Multibillion-pound tidal energy scheme would see barrage built across Mersey

A multibillion-pound tidal scheme to generate renewable energy from the River Mersey would see a barrage built linking Liverpool and Wirral, it has been announced.

The barrage, which could include cycling and pedestrian routes, was confirmed on Thursday as the preferred option for the Mersey Tidal Power project.

Members of the Liverpool City Region Combined Authority will be asked at a meeting later this month to approve the submission of a scoping request – setting out the proposals for what would be the world’s largest tidal scheme – to the Planning Inspectorate.

Mayor of the Liverpool City Region Steve Rotheram said: “Mersey Tidal Power has the potential to generate clean, predictable energy for 120 years, create thousands of green jobs and apprenticeships – and all but seal our area’s status as Britain’s renewable energy coast.

“Beyond the banks of the River Mersey, this is a national infrastructure asset that could position the UK as a global leader in the renewables race and help to turbocharge our net zero ambitions.

“We are under no illusions – we know there are still significant technical and financial challenges to overcome – but the plans we’ve unveiled today mark a huge step on our journey to bringing Mersey Tidal Power to life.
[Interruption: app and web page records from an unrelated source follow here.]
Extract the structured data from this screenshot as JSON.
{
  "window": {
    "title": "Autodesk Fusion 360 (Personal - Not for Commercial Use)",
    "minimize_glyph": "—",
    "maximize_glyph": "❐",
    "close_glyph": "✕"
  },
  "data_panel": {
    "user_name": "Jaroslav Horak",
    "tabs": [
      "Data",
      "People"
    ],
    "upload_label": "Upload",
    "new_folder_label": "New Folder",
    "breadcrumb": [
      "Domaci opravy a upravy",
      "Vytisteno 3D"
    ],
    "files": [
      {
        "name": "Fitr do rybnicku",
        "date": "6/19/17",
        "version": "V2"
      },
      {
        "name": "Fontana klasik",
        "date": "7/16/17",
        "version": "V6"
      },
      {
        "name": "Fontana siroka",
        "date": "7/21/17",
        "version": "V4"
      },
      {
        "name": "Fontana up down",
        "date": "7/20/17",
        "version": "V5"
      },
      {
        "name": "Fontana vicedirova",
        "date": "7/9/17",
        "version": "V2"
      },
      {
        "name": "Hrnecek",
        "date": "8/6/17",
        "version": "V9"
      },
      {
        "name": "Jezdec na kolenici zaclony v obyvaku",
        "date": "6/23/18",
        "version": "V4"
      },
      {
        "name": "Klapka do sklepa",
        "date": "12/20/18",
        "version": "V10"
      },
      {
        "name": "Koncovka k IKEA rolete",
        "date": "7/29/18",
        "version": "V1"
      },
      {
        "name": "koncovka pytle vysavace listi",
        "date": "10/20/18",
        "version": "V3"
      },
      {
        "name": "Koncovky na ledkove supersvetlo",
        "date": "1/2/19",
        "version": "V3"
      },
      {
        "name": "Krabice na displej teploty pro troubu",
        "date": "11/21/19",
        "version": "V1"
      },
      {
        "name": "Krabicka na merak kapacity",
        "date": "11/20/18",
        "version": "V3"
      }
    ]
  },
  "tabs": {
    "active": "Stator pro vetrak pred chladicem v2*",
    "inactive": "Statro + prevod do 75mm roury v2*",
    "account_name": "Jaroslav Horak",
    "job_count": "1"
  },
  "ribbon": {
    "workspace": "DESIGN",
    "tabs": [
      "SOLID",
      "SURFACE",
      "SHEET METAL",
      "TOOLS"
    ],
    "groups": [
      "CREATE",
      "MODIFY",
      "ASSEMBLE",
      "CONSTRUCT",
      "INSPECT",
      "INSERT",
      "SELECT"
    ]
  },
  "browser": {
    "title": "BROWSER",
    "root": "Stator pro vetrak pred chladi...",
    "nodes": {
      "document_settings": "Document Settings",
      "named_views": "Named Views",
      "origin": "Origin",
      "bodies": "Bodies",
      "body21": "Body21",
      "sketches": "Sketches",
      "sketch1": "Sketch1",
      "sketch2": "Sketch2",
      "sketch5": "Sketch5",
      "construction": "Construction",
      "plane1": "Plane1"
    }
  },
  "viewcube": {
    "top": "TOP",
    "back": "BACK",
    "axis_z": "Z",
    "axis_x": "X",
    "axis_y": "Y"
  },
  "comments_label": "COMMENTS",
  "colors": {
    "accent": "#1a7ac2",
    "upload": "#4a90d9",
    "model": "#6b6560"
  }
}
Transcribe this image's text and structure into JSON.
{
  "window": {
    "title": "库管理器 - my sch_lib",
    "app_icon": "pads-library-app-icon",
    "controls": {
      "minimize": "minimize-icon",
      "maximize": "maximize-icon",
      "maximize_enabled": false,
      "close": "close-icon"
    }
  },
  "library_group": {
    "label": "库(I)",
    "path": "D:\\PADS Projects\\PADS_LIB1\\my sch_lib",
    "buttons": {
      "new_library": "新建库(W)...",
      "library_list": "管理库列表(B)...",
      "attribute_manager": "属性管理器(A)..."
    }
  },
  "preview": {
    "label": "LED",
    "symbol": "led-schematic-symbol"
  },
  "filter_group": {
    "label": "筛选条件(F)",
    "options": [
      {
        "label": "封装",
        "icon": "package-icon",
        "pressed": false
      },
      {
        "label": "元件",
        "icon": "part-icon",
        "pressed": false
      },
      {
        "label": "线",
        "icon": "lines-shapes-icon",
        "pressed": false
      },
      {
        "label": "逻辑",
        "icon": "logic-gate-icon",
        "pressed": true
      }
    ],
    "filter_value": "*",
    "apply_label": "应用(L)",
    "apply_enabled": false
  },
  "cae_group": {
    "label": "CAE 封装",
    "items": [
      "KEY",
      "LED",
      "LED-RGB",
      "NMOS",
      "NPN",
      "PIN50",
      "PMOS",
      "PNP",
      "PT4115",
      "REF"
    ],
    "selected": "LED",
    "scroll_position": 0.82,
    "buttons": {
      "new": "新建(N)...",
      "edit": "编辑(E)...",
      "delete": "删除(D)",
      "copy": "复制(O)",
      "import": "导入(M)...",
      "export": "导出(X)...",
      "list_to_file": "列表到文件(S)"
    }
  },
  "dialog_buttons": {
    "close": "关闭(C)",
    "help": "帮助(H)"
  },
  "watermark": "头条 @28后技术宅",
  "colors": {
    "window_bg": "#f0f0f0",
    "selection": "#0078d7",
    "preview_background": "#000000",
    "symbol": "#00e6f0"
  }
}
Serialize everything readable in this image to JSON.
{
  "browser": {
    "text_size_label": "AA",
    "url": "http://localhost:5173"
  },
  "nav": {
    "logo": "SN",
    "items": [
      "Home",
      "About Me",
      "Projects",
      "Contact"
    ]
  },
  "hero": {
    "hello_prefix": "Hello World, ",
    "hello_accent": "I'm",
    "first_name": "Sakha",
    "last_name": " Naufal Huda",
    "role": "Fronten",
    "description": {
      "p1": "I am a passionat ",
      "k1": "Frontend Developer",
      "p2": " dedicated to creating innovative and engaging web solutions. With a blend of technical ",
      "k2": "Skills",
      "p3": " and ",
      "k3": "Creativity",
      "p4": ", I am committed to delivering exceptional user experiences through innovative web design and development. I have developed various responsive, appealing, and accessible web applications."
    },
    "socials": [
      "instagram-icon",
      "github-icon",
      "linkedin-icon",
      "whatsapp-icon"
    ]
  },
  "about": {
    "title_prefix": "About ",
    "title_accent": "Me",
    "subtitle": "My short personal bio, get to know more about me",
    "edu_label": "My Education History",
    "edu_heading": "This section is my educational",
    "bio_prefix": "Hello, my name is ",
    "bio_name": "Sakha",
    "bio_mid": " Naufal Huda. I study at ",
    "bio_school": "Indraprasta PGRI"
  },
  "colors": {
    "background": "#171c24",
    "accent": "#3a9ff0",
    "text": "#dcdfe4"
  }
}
“Quite simply, the case for tidal has never been clearer – both for our economy and our planet.”

The scheme, which the authority says could be up and running within a decade, would need Government support to go ahead.

Plans for a barrage across the Mersey have been suggested before but have never come to fruition.

Feasibility studies were carried out in the early 1990s and another project was abandoned in 2011.

Concerns have been raised about the environmental impact of a development, with Cheshire Wildlife Trust warning it “has the potential to cause significant environmental damage” to the habitat of tens of thousands of feeding birds.

David Baines, Liverpool City Region Combined Authority portfolio holder for net zero and air quality, said: “Harnessing the power of the River Mersey to generate green and predictable energy for the next 100 years and more would be an incredible addition to our clean energy mix.

“We need to ensure we are extremely aware of our sensitive local ecology, but just reaching this stage in the Mersey Tidal Power project has taken a huge amount of hard work allied with vision and would be a big step towards it becoming a reality.”

If members at the meeting on March 15 agree to submit a scoping request, a period of engagement would be held with stakeholders, regionally and nationally, a spokesman for the combined authority said.

A report to the authority said the barrage would be a less expensive option than a lagoon and would offer other advantages, including the potential to help manage issues related to climate change, such as the effects of sea level rise.

The scoping opinion would be the first step to preparing a Development Control Order (DCO) submission – a process needed for nationally infrastructure developments and expected to take two to three years.